Copy out all lines of the records in which the word "JSON" appears.

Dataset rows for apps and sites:
+++

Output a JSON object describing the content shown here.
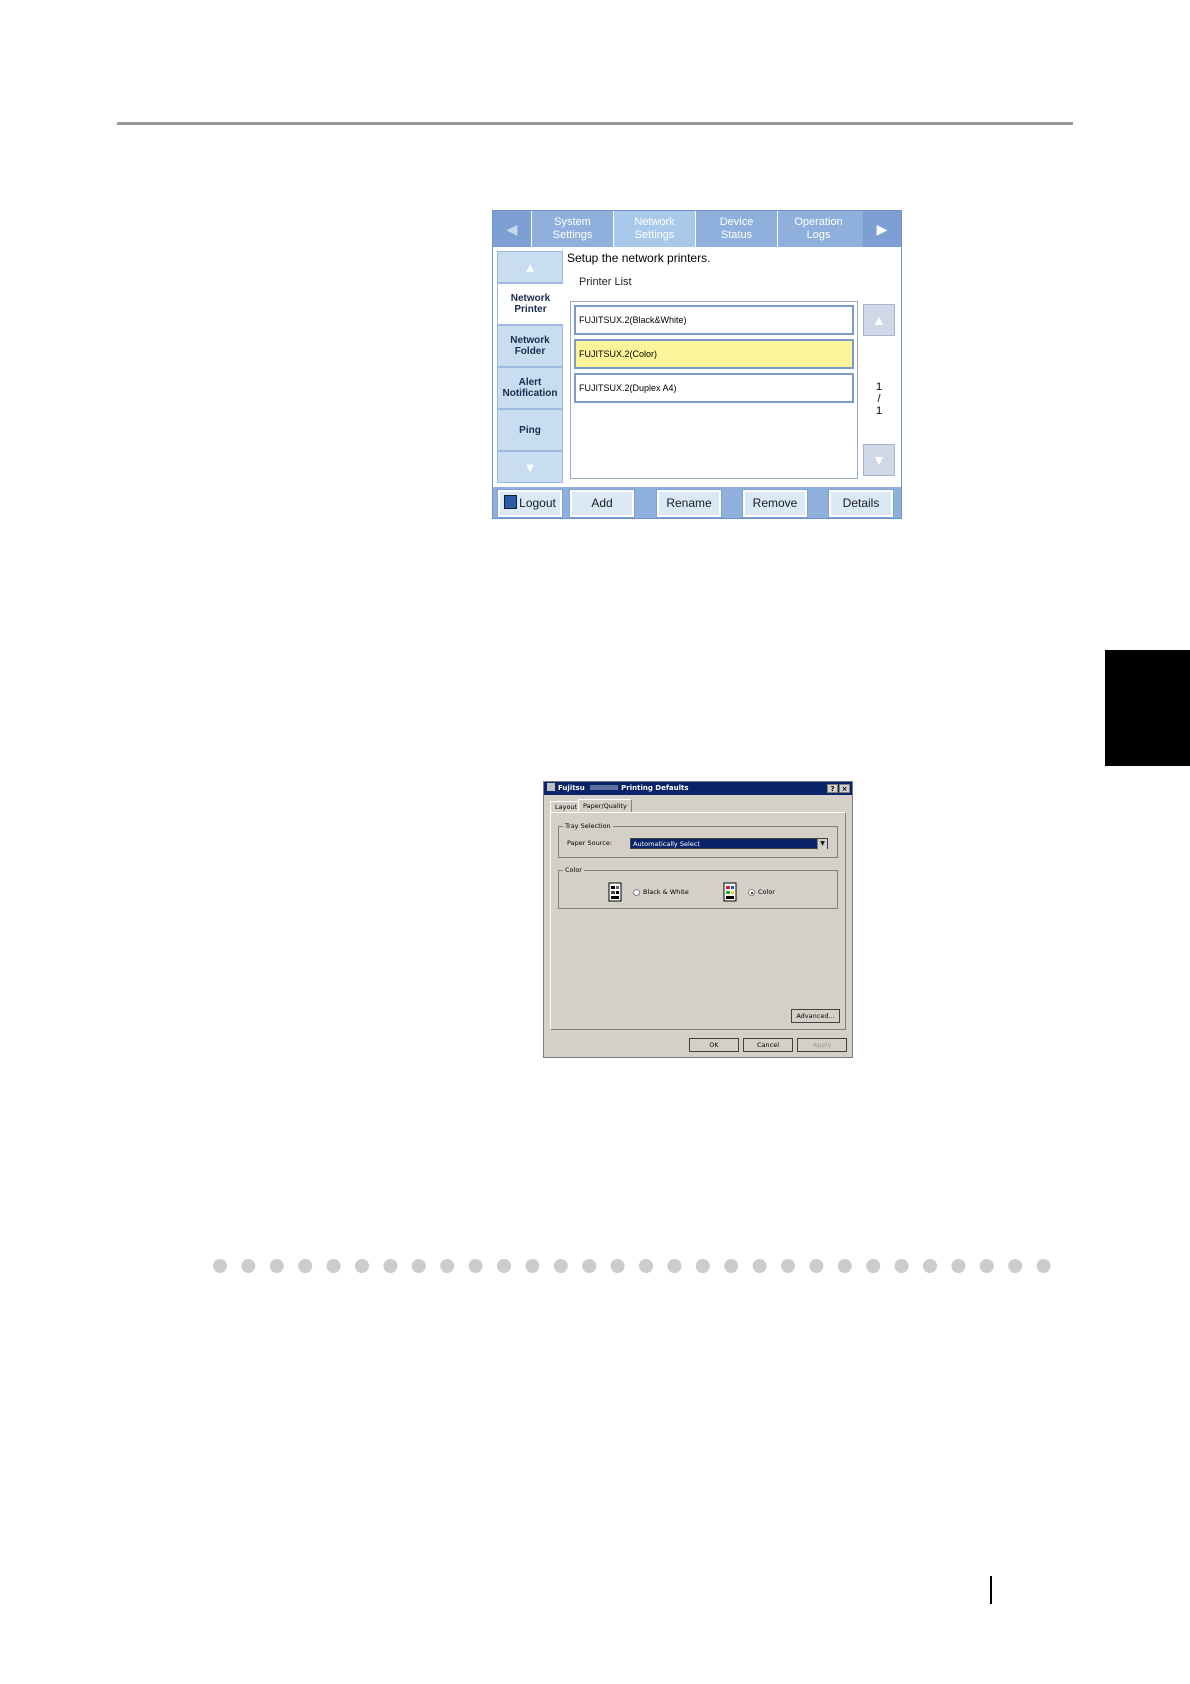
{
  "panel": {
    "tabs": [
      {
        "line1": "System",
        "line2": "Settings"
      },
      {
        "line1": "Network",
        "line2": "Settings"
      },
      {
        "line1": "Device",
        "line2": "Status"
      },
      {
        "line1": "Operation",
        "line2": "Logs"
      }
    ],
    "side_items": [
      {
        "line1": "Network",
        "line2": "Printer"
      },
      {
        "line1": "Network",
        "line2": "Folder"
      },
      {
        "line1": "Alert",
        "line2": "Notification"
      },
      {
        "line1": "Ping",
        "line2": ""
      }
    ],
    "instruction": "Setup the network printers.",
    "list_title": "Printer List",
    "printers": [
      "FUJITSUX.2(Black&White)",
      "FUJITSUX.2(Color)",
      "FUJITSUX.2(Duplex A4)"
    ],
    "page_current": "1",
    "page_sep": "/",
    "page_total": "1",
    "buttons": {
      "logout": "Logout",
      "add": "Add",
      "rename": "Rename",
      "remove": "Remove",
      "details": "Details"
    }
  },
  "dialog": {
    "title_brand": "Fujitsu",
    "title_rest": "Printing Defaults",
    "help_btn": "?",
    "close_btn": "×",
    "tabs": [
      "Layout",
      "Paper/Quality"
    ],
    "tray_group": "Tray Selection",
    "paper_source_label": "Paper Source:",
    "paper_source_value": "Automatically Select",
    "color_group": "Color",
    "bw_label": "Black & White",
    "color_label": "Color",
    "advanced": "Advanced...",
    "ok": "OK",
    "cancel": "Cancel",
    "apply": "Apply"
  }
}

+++

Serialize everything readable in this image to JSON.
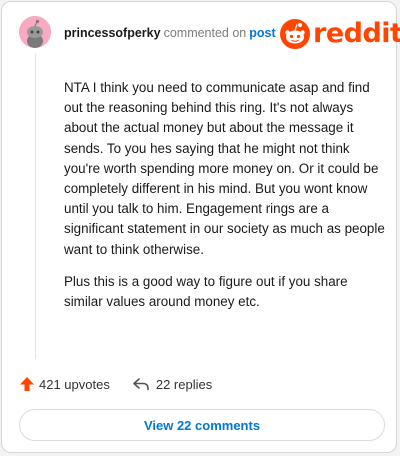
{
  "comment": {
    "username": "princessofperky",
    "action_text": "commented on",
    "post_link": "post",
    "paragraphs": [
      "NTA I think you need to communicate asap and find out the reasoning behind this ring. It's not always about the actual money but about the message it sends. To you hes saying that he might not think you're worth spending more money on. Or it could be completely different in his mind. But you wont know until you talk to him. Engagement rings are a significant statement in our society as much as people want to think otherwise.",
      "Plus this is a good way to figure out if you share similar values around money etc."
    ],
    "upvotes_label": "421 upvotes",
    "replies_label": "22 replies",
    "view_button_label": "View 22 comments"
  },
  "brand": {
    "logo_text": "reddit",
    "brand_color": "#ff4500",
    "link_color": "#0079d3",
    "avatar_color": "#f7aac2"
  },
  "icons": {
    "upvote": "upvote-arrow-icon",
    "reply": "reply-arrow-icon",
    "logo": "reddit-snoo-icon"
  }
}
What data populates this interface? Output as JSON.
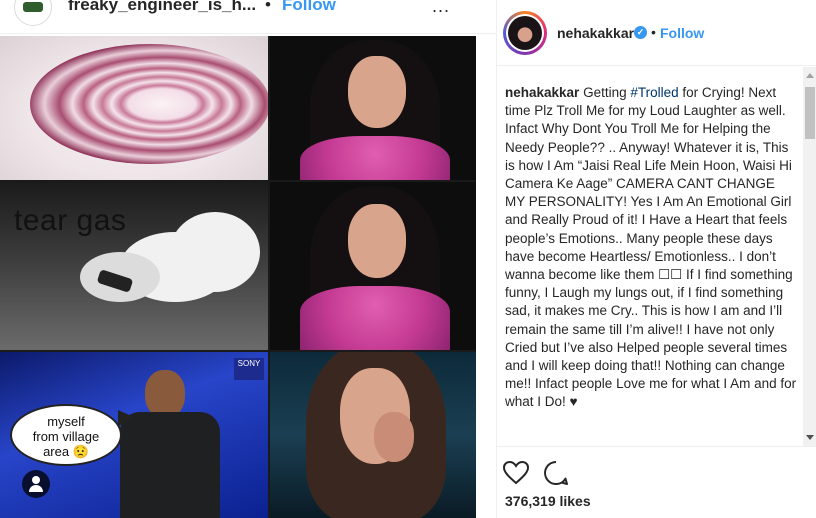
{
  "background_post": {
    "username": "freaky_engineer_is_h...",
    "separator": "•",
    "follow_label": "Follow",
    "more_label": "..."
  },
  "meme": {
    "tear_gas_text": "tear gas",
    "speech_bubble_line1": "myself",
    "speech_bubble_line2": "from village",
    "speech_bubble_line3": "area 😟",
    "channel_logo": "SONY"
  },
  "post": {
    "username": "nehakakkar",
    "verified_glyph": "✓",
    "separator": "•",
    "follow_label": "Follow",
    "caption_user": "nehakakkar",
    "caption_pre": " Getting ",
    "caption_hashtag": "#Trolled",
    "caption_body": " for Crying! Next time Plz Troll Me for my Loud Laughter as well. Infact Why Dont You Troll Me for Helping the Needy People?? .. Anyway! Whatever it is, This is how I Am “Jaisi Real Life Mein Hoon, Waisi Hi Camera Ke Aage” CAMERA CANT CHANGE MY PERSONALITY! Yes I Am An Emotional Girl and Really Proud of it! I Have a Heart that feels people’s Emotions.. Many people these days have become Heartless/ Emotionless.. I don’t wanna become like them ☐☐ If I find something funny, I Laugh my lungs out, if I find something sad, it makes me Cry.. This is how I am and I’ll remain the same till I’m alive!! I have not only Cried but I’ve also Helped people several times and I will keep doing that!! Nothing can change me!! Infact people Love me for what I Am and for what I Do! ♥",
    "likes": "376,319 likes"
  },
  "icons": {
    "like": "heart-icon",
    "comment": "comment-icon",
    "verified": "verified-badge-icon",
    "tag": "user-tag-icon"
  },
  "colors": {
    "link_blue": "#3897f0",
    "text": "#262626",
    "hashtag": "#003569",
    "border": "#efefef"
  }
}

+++

Output of the exercise →
Output a JSON object describing the content shown here.
Serialize everything readable in this image to JSON.
What data populates this interface? Output as JSON.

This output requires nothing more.